By the end of the 19th century, however, a decline in local industry was beginning to throw the hill farmers back on their own resources. Finding it impossible to make an adequate living from farming alone, many gave up altogether and moved out. From being an advantage, a large family became a liability on a farm which could barely support the parents, even in a good year. By the middle of the 20th century it had become apparent that the future of hill farming could only be assured by some form of subsidy.
Subsidies In 1945 the British Government was anxious to maximise food production. In the hills this encouragement took the form of substantial capital grants and `headage’ payments onand sheep. Originally intended to give farmers a safety net in a bad year, the payments soon became an indispensible supplement to their annual income.

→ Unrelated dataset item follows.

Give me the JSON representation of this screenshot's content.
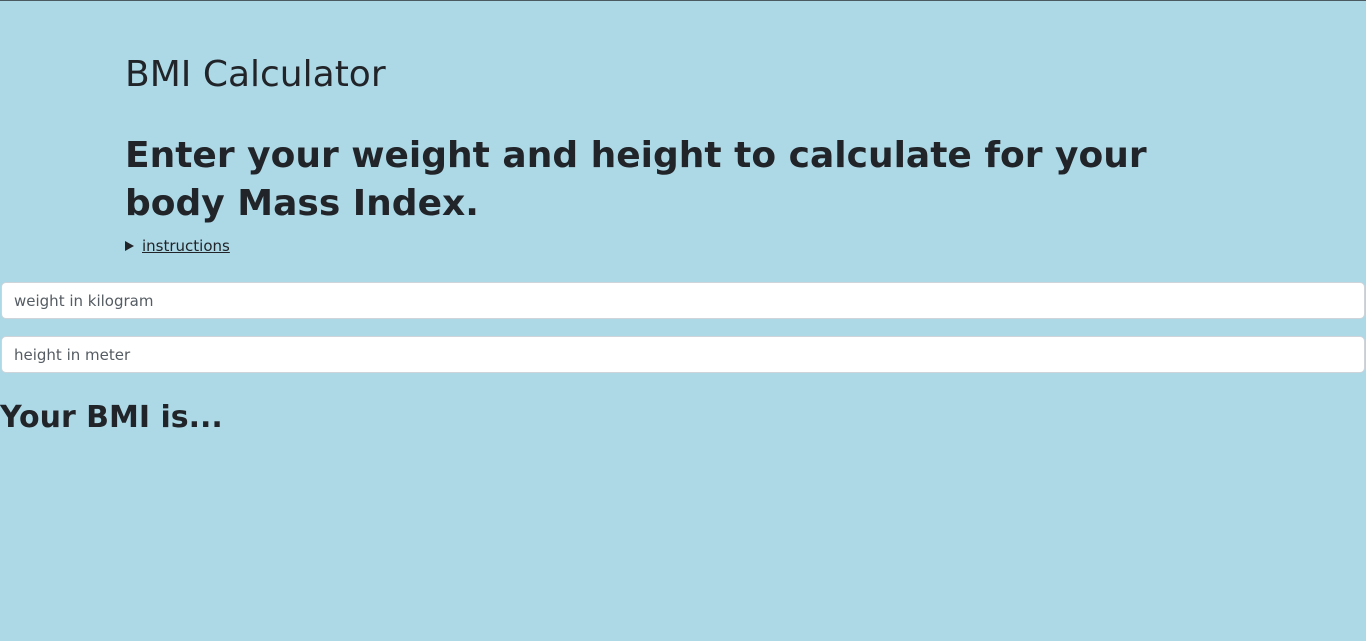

When Britain joined the EEC in 1972 this system was retained but the official object of the policy was changed. From being a purely agricultural subsidy, designed to maintain farm incomes and production, the system was adopted as a response to the EEC directive of Less Favoured Areas (LFA): a measure aimed not at production, but at conservation.
The idea of the LFA directive is that, by giving support to small farmers in upland regions, traditional agricultural methods remain viable, and the landscape with its associated wildlife is conserved. Depopulation is arrested, services are maintained, and the cultural identity of each region is preserved. In Europe this policy has been applied with some success, much to the irritation of many British taxpayers who complain about subsidising inefficient peasant farmers.
In Britain, until recently, the social and environmental aims of the LFA had been neglected by the Ministry of Agriculture, Fisheries and Food, which remained preoccupied with maximising production. The problem with this is that the area covered by the support policy includes not only hill farms on poor land, but also ‘upland’ farms consisting entirely of improved pasture and arable land, where the potential for production is higher. As such, small farms which did not clearly constitute a full-time occupation for the farmer were previously ineligible for some subsidies and grants. However, they can now benefit from such schemes, which is fortunate since many of these ‘part-time’ enterprises represent the total income of the farmer involved.
The result of this is that the larger, more efficient farmers have previously received a disproportionate share of the financial support which should, according to the LFA directive, be supporting the relatively inefficient traditional hill farmer. The environmental and social consequences have been profound. In the mountain and moorland areas small farmers have continued to go out of business despite the subsidies, while their counterparts in the richer uplands have been able to undertake extensive cut-price reclamation and improvement schemes, so enabling their farms to become more productive, yet still officially remaining part of the ‘less favoured areas’.
With the aid of grants, the big upland farmers have taken the plough into the roughlands, and although the actual costs often exceed the real benefits, the grant aid and high guaranteed prices for the produce mean that such ventures can be made to show handsome profits. It is the landscape and wildlife of the hills which bear the loss.